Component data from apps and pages
┌──

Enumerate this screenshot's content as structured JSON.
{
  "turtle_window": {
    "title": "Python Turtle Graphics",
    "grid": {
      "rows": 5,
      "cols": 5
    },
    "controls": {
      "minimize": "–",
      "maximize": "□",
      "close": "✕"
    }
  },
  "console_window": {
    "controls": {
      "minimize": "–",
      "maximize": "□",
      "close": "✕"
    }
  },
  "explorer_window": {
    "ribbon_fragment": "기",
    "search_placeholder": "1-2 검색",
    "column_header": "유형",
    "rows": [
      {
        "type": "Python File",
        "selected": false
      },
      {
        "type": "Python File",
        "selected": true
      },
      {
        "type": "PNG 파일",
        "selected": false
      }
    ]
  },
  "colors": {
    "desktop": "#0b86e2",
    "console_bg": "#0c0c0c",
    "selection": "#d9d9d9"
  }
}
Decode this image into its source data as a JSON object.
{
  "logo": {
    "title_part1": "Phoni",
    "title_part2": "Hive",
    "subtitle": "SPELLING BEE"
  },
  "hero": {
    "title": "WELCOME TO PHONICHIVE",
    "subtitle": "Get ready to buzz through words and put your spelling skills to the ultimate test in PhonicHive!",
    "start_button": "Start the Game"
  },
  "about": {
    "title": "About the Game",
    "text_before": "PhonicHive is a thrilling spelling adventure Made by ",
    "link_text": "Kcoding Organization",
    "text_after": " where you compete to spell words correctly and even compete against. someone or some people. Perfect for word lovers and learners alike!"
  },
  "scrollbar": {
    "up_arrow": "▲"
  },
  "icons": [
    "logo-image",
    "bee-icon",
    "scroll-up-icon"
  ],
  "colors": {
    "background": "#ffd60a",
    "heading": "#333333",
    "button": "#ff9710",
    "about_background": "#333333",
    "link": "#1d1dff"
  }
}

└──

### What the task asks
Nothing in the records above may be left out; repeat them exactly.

### Finished exercise
Enumerate this screenshot's content as structured JSON.
{
  "turtle_window": {
    "title": "Python Turtle Graphics",
    "grid": {
      "rows": 5,
      "cols": 5
    },
    "controls": {
      "minimize": "–",
      "maximize": "□",
      "close": "✕"
    }
  },
  "console_window": {
    "controls": {
      "minimize": "–",
      "maximize": "□",
      "close": "✕"
    }
  },
  "explorer_window": {
    "ribbon_fragment": "기",
    "search_placeholder": "1-2 검색",
    "column_header": "유형",
    "rows": [
      {
        "type": "Python File",
        "selected": false
      },
      {
        "type": "Python File",
        "selected": true
      },
      {
        "type": "PNG 파일",
        "selected": false
      }
    ]
  },
  "colors": {
    "desktop": "#0b86e2",
    "console_bg": "#0c0c0c",
    "selection": "#d9d9d9"
  }
}
Decode this image into its source data as a JSON object.
{
  "logo": {
    "title_part1": "Phoni",
    "title_part2": "Hive",
    "subtitle": "SPELLING BEE"
  },
  "hero": {
    "title": "WELCOME TO PHONICHIVE",
    "subtitle": "Get ready to buzz through words and put your spelling skills to the ultimate test in PhonicHive!",
    "start_button": "Start the Game"
  },
  "about": {
    "title": "About the Game",
    "text_before": "PhonicHive is a thrilling spelling adventure Made by ",
    "link_text": "Kcoding Organization",
    "text_after": " where you compete to spell words correctly and even compete against. someone or some people. Perfect for word lovers and learners alike!"
  },
  "scrollbar": {
    "up_arrow": "▲"
  },
  "icons": [
    "logo-image",
    "bee-icon",
    "scroll-up-icon"
  ],
  "colors": {
    "background": "#ffd60a",
    "heading": "#333333",
    "button": "#ff9710",
    "about_background": "#333333",
    "link": "#1d1dff"
  }
}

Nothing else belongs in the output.